In 1998, the Department of Health and Human Services’ Office of Inspector General (“OIG”) published the Self-Disclosure Protocol (“SDP”), which provides a mechanism through which health care providers may voluntarily report to the OIG potential violations of criminal, civil, or administrative law governing federal health care programs for which exclusion or civil monetary penalties (“CMPs”) are authorized. The OIG reported that, within the last 15 years, over 800 disclosures were resolved under the SDP, amounting to more than $280 million in recoveries for federal health care programs. On April 17, 2013, the OIG unveiled an updated SDP, which includes various new provisions, such as limitations on the SDP’s scope with respect to its applicability to the Stark Law, a new minimum damages multiplier, minimum settlement amounts, and guidelines for the content of submissions by providers.
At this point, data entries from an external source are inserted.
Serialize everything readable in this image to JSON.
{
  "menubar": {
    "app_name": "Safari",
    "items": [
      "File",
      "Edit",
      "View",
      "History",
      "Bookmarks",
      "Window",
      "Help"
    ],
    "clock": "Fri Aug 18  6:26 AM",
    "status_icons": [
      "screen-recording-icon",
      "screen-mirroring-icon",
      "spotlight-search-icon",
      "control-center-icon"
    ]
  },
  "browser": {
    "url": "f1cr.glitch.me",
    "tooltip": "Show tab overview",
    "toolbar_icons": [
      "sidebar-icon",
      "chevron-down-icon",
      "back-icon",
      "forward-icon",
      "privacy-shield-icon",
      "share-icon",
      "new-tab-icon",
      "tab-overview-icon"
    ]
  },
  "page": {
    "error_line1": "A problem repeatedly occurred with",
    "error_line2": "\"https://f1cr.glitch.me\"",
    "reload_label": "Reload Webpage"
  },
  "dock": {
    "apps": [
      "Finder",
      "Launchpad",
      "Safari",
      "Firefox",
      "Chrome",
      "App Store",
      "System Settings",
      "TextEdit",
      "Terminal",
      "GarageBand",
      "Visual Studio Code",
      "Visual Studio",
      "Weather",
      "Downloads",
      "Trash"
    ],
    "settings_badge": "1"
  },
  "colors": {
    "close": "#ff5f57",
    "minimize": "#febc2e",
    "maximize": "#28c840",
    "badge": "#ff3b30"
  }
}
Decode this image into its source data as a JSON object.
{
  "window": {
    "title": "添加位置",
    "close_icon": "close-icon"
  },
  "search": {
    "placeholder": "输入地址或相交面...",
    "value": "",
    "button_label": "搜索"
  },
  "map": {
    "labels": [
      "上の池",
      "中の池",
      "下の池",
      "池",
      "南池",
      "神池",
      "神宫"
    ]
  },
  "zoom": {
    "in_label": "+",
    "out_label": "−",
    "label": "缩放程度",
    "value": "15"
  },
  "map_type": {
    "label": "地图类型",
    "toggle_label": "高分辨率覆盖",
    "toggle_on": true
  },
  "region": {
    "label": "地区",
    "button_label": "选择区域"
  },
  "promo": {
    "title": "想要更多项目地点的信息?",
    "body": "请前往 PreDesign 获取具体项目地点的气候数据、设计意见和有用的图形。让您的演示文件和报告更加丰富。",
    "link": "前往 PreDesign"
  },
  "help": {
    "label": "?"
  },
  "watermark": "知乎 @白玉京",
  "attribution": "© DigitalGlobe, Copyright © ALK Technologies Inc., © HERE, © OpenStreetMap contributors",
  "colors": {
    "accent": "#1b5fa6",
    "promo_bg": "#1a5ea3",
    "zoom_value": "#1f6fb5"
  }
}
OIG Unveils Updated Self-Disclosure Protocol
By Epstein Becker & Green on April 21st, 2013
Posted in Legal Updates | North America